The introduction of fibreoptic telescopes in the early 1970s designed by Harold Hopkins at Reading University revolutionised endoscopy and, for the first time, enabled trainees to watch transurethral surgery being performed through a side-arm. John was at the centre of this revolutionary period in endoscopic urology and the advantages of minimally invasive surgery rapidly spread to other branches of medical practice, heralding the birth of keyhole surgery.

John was not only an outstanding innovator, but an influential teacher and facilitator too. His contributions to teaching through lectures, publications in international journals and books were prodigious. At the Royal College of Surgeons, he became a member of the Court of Examiners and delivered a lecture on the subject of haemostasis in transurethral surgery both for the Jacksonian prize and medal in 1971 and, two years later, for his Hunterian lecture. In 1974 Bristol University appointed him as their first professor of urology and then followed the presidency of the section of urology at the Royal Society of Medicine, the award of the St Peter's medal of the British Association of Urological Surgeons, before he became president of that Association and finally president of the International Society of Endoscopic Surgery.

John's contributions to urology and to surgery nationally and internationally were legion. John's final honour of CBE in 1982 reflected his life's achievement in establishing urology as a surgical specialty. At the time of his death, there were well over 900 urologists in the UK.

John was not just a technician but a fine clinician, kind and considerate to patients, students, staff and colleagues, giving guidance and generous support to their personal endeavours. Widely read, he had an insatiable appetite for learning with an encyclopaedic knowledge on a wide range of topics, which made him an entertaining companion able to converse on plants, stamps, maps and music.

Retirement enabled him to explore his wide range of interests. He became president both of the local National Trust group and the Bristol Medico-Legal Society, a founder chairman of Bristol University Botanical Gardens and a member of the National Association of Decorative and Fine Arts Societies (NADFAS). He was a keen and skilled gardener, and an enthusiastic plant collector, always insistent that he possessed two specimens of each plant (in case one died). Every new purchase would be documented and labelled. His garden was regularly opened as part of the National Gardens Scheme.

Links with Cornwall were retained by purchasing three tiny cottages in Treligga near Delabole on the north Cornish coast, where he and his family enjoyed sailing and surfing. Family life was influenced by his love of music, which included playing the piano and leading the family in song. The careers of his five grandchildren reflected John's wide range of interests by including a medical practitioner, a language teacher, an actor musician, a research director and a recruitment consultant for sport.
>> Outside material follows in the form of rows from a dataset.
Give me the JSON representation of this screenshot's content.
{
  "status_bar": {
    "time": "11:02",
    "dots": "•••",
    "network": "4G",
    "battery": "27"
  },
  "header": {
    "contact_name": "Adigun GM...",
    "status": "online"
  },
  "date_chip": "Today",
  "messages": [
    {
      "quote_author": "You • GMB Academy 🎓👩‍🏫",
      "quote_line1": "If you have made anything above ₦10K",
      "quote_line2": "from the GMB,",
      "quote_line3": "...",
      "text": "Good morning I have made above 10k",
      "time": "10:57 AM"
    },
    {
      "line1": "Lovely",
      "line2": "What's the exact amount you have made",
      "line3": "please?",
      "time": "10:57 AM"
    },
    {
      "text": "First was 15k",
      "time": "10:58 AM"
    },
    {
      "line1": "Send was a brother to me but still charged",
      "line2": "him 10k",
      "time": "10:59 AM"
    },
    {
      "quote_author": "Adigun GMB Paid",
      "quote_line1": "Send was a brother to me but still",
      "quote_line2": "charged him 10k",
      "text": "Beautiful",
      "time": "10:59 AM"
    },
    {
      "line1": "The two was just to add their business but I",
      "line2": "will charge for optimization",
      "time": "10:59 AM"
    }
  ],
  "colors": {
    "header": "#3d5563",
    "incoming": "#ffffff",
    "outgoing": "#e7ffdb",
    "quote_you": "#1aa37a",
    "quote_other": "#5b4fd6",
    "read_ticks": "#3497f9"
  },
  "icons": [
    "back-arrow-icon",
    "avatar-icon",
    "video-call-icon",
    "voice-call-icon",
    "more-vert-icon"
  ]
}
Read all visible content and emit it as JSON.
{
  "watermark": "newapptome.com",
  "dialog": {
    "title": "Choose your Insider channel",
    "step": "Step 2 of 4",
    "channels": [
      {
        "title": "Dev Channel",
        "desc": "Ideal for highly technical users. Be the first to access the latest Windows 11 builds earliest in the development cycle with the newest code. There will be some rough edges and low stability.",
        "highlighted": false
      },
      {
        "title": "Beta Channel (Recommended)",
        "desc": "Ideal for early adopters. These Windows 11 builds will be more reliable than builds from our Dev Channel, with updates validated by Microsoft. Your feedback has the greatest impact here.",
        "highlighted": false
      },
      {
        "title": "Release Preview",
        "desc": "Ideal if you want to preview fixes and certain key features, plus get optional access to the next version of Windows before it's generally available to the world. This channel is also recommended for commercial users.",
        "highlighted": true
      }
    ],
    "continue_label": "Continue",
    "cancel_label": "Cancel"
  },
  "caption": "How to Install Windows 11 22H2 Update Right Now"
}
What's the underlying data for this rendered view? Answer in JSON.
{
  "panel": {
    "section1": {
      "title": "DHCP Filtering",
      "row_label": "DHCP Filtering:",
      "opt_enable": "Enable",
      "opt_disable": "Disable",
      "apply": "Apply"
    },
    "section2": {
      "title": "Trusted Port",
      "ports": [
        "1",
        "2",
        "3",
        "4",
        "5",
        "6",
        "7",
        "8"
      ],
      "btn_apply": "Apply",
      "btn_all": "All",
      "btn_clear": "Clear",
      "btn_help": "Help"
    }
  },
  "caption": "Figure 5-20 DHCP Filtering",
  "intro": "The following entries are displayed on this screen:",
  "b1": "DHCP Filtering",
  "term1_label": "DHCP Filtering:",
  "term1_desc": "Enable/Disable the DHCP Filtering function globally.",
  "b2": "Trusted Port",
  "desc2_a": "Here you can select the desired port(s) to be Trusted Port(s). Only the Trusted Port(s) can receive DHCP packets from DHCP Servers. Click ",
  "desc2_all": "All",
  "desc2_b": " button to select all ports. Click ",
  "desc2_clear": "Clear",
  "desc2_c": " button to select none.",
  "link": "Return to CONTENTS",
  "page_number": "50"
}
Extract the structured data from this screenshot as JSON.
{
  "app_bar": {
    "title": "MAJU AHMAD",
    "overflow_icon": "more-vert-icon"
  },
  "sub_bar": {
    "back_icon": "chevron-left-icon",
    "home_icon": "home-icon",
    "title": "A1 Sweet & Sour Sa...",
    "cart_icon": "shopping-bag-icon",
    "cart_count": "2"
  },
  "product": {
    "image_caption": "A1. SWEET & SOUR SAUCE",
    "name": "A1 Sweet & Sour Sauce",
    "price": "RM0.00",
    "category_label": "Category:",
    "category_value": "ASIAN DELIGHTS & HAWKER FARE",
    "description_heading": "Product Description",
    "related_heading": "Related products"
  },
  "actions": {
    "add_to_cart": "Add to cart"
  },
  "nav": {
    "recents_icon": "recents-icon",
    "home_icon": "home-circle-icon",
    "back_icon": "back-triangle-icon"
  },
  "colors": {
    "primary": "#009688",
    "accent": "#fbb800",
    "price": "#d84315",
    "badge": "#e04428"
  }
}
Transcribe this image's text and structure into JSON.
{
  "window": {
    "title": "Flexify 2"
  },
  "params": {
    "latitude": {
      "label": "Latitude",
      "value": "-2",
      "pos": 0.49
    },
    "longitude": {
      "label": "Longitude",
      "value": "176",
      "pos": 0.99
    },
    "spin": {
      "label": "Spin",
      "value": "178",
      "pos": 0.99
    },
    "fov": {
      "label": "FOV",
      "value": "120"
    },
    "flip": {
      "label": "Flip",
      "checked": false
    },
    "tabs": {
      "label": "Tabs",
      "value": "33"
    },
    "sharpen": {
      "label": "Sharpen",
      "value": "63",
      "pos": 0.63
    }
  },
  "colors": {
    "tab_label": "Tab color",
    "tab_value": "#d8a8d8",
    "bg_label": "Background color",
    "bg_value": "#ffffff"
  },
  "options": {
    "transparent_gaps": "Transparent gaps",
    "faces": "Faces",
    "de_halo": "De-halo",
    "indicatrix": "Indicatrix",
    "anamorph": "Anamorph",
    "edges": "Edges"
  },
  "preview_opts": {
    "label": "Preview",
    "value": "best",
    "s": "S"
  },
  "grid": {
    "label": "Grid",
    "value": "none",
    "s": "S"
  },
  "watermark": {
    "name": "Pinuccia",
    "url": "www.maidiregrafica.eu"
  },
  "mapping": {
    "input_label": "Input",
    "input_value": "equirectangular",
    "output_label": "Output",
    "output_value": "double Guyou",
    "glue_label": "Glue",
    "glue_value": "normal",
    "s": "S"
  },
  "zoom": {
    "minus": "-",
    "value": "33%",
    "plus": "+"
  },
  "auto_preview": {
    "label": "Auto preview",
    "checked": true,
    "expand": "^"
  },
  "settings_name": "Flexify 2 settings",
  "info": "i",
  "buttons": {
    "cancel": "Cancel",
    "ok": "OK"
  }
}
His later years became handicapped by loss of hearing and sight, but his impish sense of humour accompanied by a quiet chuckle of laughter were never impaired. He died on 16 October 2015 at the age of 96. In his biographical notes John wrote: 'Professional life is a treadmill which gathers momentum - nothing one can do will slow it down.'

Roger Fenely

The Royal College of Surgeons of England